[TASK INSTRUCTIONS] Output the data below exactly.

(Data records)
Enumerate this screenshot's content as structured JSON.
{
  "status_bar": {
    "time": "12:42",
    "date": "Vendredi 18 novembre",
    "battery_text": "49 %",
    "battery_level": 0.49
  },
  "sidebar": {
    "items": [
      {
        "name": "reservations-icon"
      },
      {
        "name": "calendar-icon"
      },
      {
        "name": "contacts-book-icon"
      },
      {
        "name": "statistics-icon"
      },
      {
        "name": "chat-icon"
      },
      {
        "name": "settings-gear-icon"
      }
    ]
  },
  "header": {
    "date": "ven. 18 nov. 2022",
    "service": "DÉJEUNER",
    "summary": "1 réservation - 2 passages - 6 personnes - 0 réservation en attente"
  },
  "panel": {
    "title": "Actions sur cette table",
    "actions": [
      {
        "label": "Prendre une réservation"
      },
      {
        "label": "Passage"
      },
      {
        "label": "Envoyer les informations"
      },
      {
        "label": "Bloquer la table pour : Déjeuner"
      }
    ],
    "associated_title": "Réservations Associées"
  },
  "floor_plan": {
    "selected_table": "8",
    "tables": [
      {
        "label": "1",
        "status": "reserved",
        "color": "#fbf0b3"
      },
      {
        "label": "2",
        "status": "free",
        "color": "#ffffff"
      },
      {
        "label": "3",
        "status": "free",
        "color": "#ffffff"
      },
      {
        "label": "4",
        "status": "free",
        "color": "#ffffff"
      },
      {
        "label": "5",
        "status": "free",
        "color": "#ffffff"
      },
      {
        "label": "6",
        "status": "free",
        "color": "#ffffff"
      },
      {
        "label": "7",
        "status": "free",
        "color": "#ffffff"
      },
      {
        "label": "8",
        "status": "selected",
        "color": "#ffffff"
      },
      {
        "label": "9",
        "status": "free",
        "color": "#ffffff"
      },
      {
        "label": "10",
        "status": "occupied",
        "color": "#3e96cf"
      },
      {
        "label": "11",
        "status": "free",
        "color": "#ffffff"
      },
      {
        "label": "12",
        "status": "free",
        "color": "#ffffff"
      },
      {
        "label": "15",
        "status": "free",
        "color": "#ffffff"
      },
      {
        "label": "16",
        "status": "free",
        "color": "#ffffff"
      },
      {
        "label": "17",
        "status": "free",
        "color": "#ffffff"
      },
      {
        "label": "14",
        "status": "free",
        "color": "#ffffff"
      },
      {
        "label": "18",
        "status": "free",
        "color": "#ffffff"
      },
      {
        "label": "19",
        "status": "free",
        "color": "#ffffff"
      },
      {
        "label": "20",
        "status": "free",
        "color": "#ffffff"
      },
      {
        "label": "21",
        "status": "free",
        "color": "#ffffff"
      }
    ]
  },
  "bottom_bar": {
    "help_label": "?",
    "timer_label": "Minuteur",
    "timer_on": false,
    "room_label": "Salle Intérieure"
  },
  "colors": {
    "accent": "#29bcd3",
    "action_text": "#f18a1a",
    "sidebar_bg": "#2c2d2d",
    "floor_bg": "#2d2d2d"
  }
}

[TASK SOLUTION]
Enumerate this screenshot's content as structured JSON.
{
  "status_bar": {
    "time": "12:42",
    "date": "Vendredi 18 novembre",
    "battery_text": "49 %",
    "battery_level": 0.49
  },
  "sidebar": {
    "items": [
      {
        "name": "reservations-icon"
      },
      {
        "name": "calendar-icon"
      },
      {
        "name": "contacts-book-icon"
      },
      {
        "name": "statistics-icon"
      },
      {
        "name": "chat-icon"
      },
      {
        "name": "settings-gear-icon"
      }
    ]
  },
  "header": {
    "date": "ven. 18 nov. 2022",
    "service": "DÉJEUNER",
    "summary": "1 réservation - 2 passages - 6 personnes - 0 réservation en attente"
  },
  "panel": {
    "title": "Actions sur cette table",
    "actions": [
      {
        "label": "Prendre une réservation"
      },
      {
        "label": "Passage"
      },
      {
        "label": "Envoyer les informations"
      },
      {
        "label": "Bloquer la table pour : Déjeuner"
      }
    ],
    "associated_title": "Réservations Associées"
  },
  "floor_plan": {
    "selected_table": "8",
    "tables": [
      {
        "label": "1",
        "status": "reserved",
        "color": "#fbf0b3"
      },
      {
        "label": "2",
        "status": "free",
        "color": "#ffffff"
      },
      {
        "label": "3",
        "status": "free",
        "color": "#ffffff"
      },
      {
        "label": "4",
        "status": "free",
        "color": "#ffffff"
      },
      {
        "label": "5",
        "status": "free",
        "color": "#ffffff"
      },
      {
        "label": "6",
        "status": "free",
        "color": "#ffffff"
      },
      {
        "label": "7",
        "status": "free",
        "color": "#ffffff"
      },
      {
        "label": "8",
        "status": "selected",
        "color": "#ffffff"
      },
      {
        "label": "9",
        "status": "free",
        "color": "#ffffff"
      },
      {
        "label": "10",
        "status": "occupied",
        "color": "#3e96cf"
      },
      {
        "label": "11",
        "status": "free",
        "color": "#ffffff"
      },
      {
        "label": "12",
        "status": "free",
        "color": "#ffffff"
      },
      {
        "label": "15",
        "status": "free",
        "color": "#ffffff"
      },
      {
        "label": "16",
        "status": "free",
        "color": "#ffffff"
      },
      {
        "label": "17",
        "status": "free",
        "color": "#ffffff"
      },
      {
        "label": "14",
        "status": "free",
        "color": "#ffffff"
      },
      {
        "label": "18",
        "status": "free",
        "color": "#ffffff"
      },
      {
        "label": "19",
        "status": "free",
        "color": "#ffffff"
      },
      {
        "label": "20",
        "status": "free",
        "color": "#ffffff"
      },
      {
        "label": "21",
        "status": "free",
        "color": "#ffffff"
      }
    ]
  },
  "bottom_bar": {
    "help_label": "?",
    "timer_label": "Minuteur",
    "timer_on": false,
    "room_label": "Salle Intérieure"
  },
  "colors": {
    "accent": "#29bcd3",
    "action_text": "#f18a1a",
    "sidebar_bg": "#2c2d2d",
    "floor_bg": "#2d2d2d"
  }
}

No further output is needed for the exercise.